Friday, June 20, 2014
Remembering Ayofemi, Remember Why
Ayofemi Folayan passed away recently. She was my first writing teacher, and I owe her a tremendous amount of gratitude. In the early 1990's, I was a few years out of acting school, and not acting. Creativity had always been a strong tool in dealing with the world, and I needed to be creative. As any actor will you, you're never acting enough and you're usually waiting for someone's permission to act.
I started her writing workshop, a space she had for LGBT people of color. She wanted space for young writers to say whatever they wanted to say. She encouraged writing exploring issues of being a double minority. I had been in creative spaces before--I had a degree in Theatre. However, her class was different. She asked us to travel deeply within ourselves, uncork our thoughts on truly difficult themes: racism, homophobia, immigration. She helped me become a person who could comfortably speak my mind--with tact and generosity. She helped developed my Voice.

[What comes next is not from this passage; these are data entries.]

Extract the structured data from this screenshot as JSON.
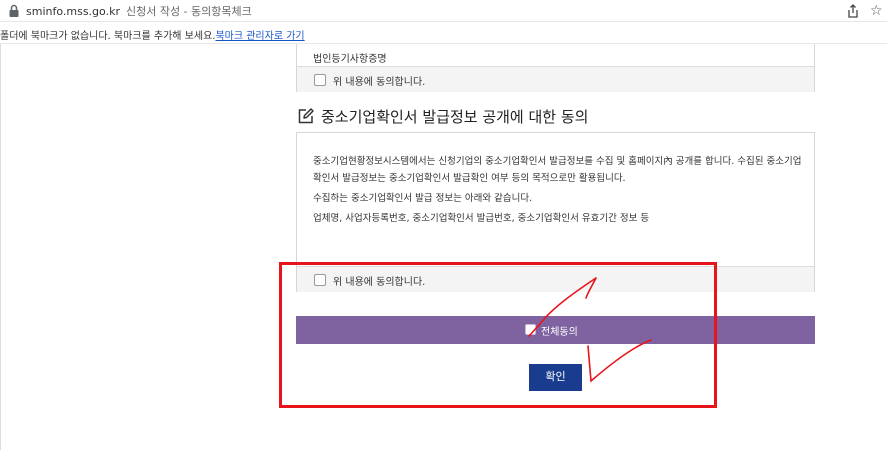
{
  "browser": {
    "url": "sminfo.mss.go.kr",
    "title": "신청서 작성 - 동의항목체크",
    "icons": [
      "lock-icon",
      "share-icon",
      "star-icon"
    ]
  },
  "bookmarks": {
    "message": "폴더에 북마크가 없습니다. 북마크를 추가해 보세요.",
    "manager_link": "북마크 관리자로 가기"
  },
  "previous_section": {
    "document": "법인등기사항증명",
    "agree_label": "위 내용에 동의합니다.",
    "checked": false
  },
  "disclosure_section": {
    "title": "중소기업확인서 발급정보 공개에 대한 동의",
    "paragraph1": "중소기업현황정보시스템에서는 신청기업의 중소기업확인서 발급정보를 수집 및 홈페이지內 공개를 합니다. 수집된 중소기업확인서 발급정보는 중소기업확인서 발급확인 여부 등의 목적으로만 활용됩니다.",
    "paragraph2": "수집하는 중소기업확인서 발급 정보는 아래와 같습니다.",
    "paragraph3": "업체명, 사업자등록번호, 중소기업확인서 발급번호, 중소기업확인서 유효기간 정보 등",
    "agree_label": "위 내용에 동의합니다.",
    "checked": false
  },
  "all_agree": {
    "label": "전체동의",
    "checked": false
  },
  "confirm_button": "확인",
  "colors": {
    "all_agree_bar": "#7e63a0",
    "confirm_button": "#1a3c8f",
    "annotation": "#e8141c"
  }
}
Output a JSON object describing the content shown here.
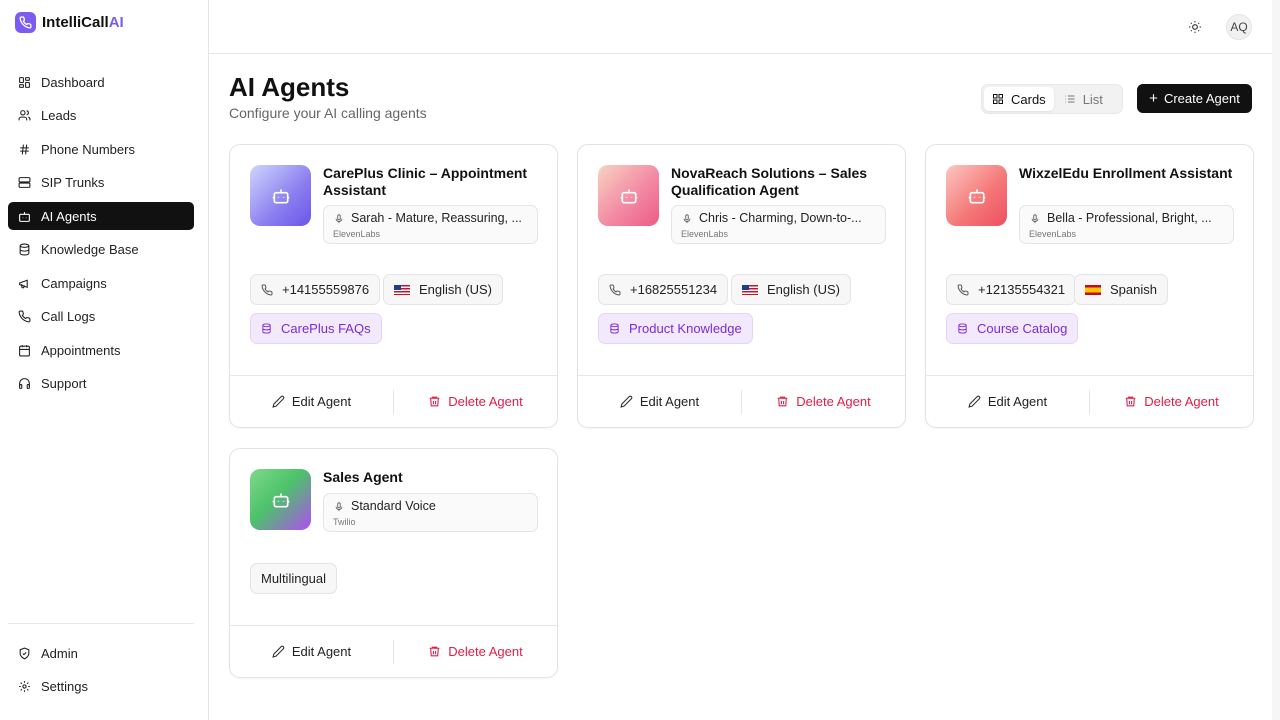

One day, she said she was selling her computer for a newer one. I bought it. And still have it. I typed out stories on this old clunker. I dug it out to look at it and remember my joy of writing in the first place.
It's been twenty years, and I may have become a little jaded. I'm being asked to consider "the market" when I write. Can I sell whatever story I'm writing. I must confess I had been having some frustration with my current novel. I feel like my Voice had been muddled. I'd been choking on what to say.
With Ayofemi's passing, I'm reminded as to why I started writing. I wanted to do something honest and true. I wanted to put something out in the world that was valuable. I wanted to be the kind of writer Ayofemi would have been proud of. And I still do.
Thank you, Ayofemi, for your service.